By Michael Jarvis
England on Monday started taking its first tentative steps out of its third COVID-19 lockdown.
Groups of up to six people or two households can now meet outdoors as the country has seen a steep drop in the number of cases and deaths while the rate of vaccinations continues to increase.
However, the government is still urging the population to exercise caution as Europe enters its third wave and new variants continue to emerge.
To date across the UK, over 30 million people have been vaccinated with more than 3.5 million adults have had both doses of either the Pfizer-BioNTech or the Oxford-Zeneca jab.
A third vaccine, Moderna, is expected to be approved shortly.
While the UK vaccination rate is the highest amongst the leading global economies, the country had also suffered one of the highest death rates - and the highest in Europe - with over 126,000 deaths.
The cautious approach to this latest relaxation of restrictions in England follows criticism of the government’s handling of the previous reopening scheme which encouraged people to ‘eat out to help out’ resulting in a spike in cases.
“We must remain cautious, with cases rising across Europe and new variants threatening our vaccine rollout. Despite today’s easements, everyone must continue to stick to the rules,” Prime Minister Boris Johnson said.
This new phased reopening comes after schools were allowed to return on March 8th.
The next step will see shops, gyms and outdoor hospitality reopening from April 12th.
From May 17th indoor meetings will be allowed for up to six people or two households and overnight stays, and from June 21st all remaining restrictions on social contact will be removed.
Scotland and Wales are following separate 'unlocking' schedules.
There are still restrictions on leaving the United Kingdom without a valid, approved reason with a fine of £5,000 for those found in breach.
Looking at the rising rate of cases in Europe, Mr Johnson said previous experience had shown that it could take up to three weeks for that outbreak to turn up in the UK.
The COVID virus currently sweeping through the continent is said to be mainly the UK variant.
The British Prime Miniter said, "The question is - is it going to be, this time, as bad it has been in the past? Or have we sufficiently mitigated, muffled, blunted impact by the vaccine rollout? That's a question we still don't really know the answer to."
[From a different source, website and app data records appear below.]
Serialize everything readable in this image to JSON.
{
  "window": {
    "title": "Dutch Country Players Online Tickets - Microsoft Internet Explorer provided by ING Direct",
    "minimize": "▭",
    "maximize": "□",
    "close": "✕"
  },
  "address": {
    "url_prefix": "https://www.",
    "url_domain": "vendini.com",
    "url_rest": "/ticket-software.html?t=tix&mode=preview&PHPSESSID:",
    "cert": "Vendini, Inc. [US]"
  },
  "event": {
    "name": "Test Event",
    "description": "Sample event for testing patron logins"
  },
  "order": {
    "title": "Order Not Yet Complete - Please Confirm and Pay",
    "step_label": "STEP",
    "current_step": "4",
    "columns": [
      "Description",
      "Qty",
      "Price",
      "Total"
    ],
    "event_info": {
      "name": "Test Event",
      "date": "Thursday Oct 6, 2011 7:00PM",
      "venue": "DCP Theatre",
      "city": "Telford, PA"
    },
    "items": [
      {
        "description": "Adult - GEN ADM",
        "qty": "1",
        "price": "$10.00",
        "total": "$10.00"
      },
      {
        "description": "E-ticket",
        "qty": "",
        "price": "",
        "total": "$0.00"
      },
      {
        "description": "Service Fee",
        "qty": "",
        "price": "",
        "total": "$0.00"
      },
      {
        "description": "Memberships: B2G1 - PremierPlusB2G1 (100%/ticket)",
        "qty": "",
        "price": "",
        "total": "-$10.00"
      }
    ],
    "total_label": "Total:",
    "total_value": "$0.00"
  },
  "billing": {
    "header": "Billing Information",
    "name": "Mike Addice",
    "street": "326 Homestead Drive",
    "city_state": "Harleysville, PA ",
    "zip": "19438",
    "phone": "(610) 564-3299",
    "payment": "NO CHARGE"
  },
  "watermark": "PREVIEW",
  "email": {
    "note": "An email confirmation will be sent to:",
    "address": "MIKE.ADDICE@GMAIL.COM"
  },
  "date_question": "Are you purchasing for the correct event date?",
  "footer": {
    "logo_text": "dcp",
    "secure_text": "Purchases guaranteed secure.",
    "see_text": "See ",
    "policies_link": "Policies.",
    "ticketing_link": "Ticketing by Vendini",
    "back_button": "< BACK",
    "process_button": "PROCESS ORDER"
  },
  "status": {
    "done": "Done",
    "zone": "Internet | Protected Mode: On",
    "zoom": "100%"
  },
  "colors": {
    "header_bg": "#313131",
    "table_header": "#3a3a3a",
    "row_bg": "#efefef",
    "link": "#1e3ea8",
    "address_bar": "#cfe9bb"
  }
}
There have been a series of demonstrations in England calling for the lockdown to be lifted.